▶ **Problem to work on**:
Present the lines below again, exactly as they stand.
[Dataset records — start]
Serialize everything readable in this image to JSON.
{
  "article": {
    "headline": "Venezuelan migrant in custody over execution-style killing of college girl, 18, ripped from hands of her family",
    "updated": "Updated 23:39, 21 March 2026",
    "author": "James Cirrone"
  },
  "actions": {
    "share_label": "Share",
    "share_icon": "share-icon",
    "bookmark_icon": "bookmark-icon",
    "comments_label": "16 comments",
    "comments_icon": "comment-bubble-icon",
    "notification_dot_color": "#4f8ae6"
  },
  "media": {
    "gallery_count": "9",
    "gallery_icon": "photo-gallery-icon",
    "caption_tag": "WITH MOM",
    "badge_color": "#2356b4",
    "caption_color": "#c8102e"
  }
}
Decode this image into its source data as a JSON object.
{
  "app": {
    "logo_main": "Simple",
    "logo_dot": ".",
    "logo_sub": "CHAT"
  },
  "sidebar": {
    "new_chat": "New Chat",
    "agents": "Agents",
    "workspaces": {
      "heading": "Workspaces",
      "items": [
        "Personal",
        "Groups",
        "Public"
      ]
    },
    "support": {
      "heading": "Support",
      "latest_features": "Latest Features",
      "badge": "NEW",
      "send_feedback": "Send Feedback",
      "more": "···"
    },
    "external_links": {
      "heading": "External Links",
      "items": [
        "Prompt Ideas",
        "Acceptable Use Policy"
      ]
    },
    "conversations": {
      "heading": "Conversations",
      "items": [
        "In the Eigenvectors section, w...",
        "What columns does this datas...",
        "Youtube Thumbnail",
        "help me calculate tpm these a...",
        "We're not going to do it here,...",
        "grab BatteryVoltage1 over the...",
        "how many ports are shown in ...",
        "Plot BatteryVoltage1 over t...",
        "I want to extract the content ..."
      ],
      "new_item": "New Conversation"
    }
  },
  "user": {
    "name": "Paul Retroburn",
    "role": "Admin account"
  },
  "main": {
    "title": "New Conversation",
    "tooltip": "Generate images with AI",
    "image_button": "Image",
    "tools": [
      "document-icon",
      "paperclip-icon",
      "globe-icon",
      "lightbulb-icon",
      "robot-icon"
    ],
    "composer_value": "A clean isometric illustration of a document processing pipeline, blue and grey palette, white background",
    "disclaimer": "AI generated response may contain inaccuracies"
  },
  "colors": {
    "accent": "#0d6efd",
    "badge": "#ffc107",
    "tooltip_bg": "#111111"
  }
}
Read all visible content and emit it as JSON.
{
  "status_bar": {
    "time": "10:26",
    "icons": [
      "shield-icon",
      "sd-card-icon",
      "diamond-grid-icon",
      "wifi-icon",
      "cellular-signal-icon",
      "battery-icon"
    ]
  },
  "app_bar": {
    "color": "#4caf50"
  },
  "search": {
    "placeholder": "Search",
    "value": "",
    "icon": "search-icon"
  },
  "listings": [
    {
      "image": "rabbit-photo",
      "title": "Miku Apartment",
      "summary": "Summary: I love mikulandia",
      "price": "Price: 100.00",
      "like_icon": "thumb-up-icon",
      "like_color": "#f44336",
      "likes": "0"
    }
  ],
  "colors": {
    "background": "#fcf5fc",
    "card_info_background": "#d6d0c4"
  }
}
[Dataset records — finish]
▶ **Problem solution**:
Serialize everything readable in this image to JSON.
{
  "article": {
    "headline": "Venezuelan migrant in custody over execution-style killing of college girl, 18, ripped from hands of her family",
    "updated": "Updated 23:39, 21 March 2026",
    "author": "James Cirrone"
  },
  "actions": {
    "share_label": "Share",
    "share_icon": "share-icon",
    "bookmark_icon": "bookmark-icon",
    "comments_label": "16 comments",
    "comments_icon": "comment-bubble-icon",
    "notification_dot_color": "#4f8ae6"
  },
  "media": {
    "gallery_count": "9",
    "gallery_icon": "photo-gallery-icon",
    "caption_tag": "WITH MOM",
    "badge_color": "#2356b4",
    "caption_color": "#c8102e"
  }
}
Decode this image into its source data as a JSON object.
{
  "app": {
    "logo_main": "Simple",
    "logo_dot": ".",
    "logo_sub": "CHAT"
  },
  "sidebar": {
    "new_chat": "New Chat",
    "agents": "Agents",
    "workspaces": {
      "heading": "Workspaces",
      "items": [
        "Personal",
        "Groups",
        "Public"
      ]
    },
    "support": {
      "heading": "Support",
      "latest_features": "Latest Features",
      "badge": "NEW",
      "send_feedback": "Send Feedback",
      "more": "···"
    },
    "external_links": {
      "heading": "External Links",
      "items": [
        "Prompt Ideas",
        "Acceptable Use Policy"
      ]
    },
    "conversations": {
      "heading": "Conversations",
      "items": [
        "In the Eigenvectors section, w...",
        "What columns does this datas...",
        "Youtube Thumbnail",
        "help me calculate tpm these a...",
        "We're not going to do it here,...",
        "grab BatteryVoltage1 over the...",
        "how many ports are shown in ...",
        "Plot BatteryVoltage1 over t...",
        "I want to extract the content ..."
      ],
      "new_item": "New Conversation"
    }
  },
  "user": {
    "name": "Paul Retroburn",
    "role": "Admin account"
  },
  "main": {
    "title": "New Conversation",
    "tooltip": "Generate images with AI",
    "image_button": "Image",
    "tools": [
      "document-icon",
      "paperclip-icon",
      "globe-icon",
      "lightbulb-icon",
      "robot-icon"
    ],
    "composer_value": "A clean isometric illustration of a document processing pipeline, blue and grey palette, white background",
    "disclaimer": "AI generated response may contain inaccuracies"
  },
  "colors": {
    "accent": "#0d6efd",
    "badge": "#ffc107",
    "tooltip_bg": "#111111"
  }
}
Read all visible content and emit it as JSON.
{
  "status_bar": {
    "time": "10:26",
    "icons": [
      "shield-icon",
      "sd-card-icon",
      "diamond-grid-icon",
      "wifi-icon",
      "cellular-signal-icon",
      "battery-icon"
    ]
  },
  "app_bar": {
    "color": "#4caf50"
  },
  "search": {
    "placeholder": "Search",
    "value": "",
    "icon": "search-icon"
  },
  "listings": [
    {
      "image": "rabbit-photo",
      "title": "Miku Apartment",
      "summary": "Summary: I love mikulandia",
      "price": "Price: 100.00",
      "like_icon": "thumb-up-icon",
      "like_color": "#f44336",
      "likes": "0"
    }
  ],
  "colors": {
    "background": "#fcf5fc",
    "card_info_background": "#d6d0c4"
  }
}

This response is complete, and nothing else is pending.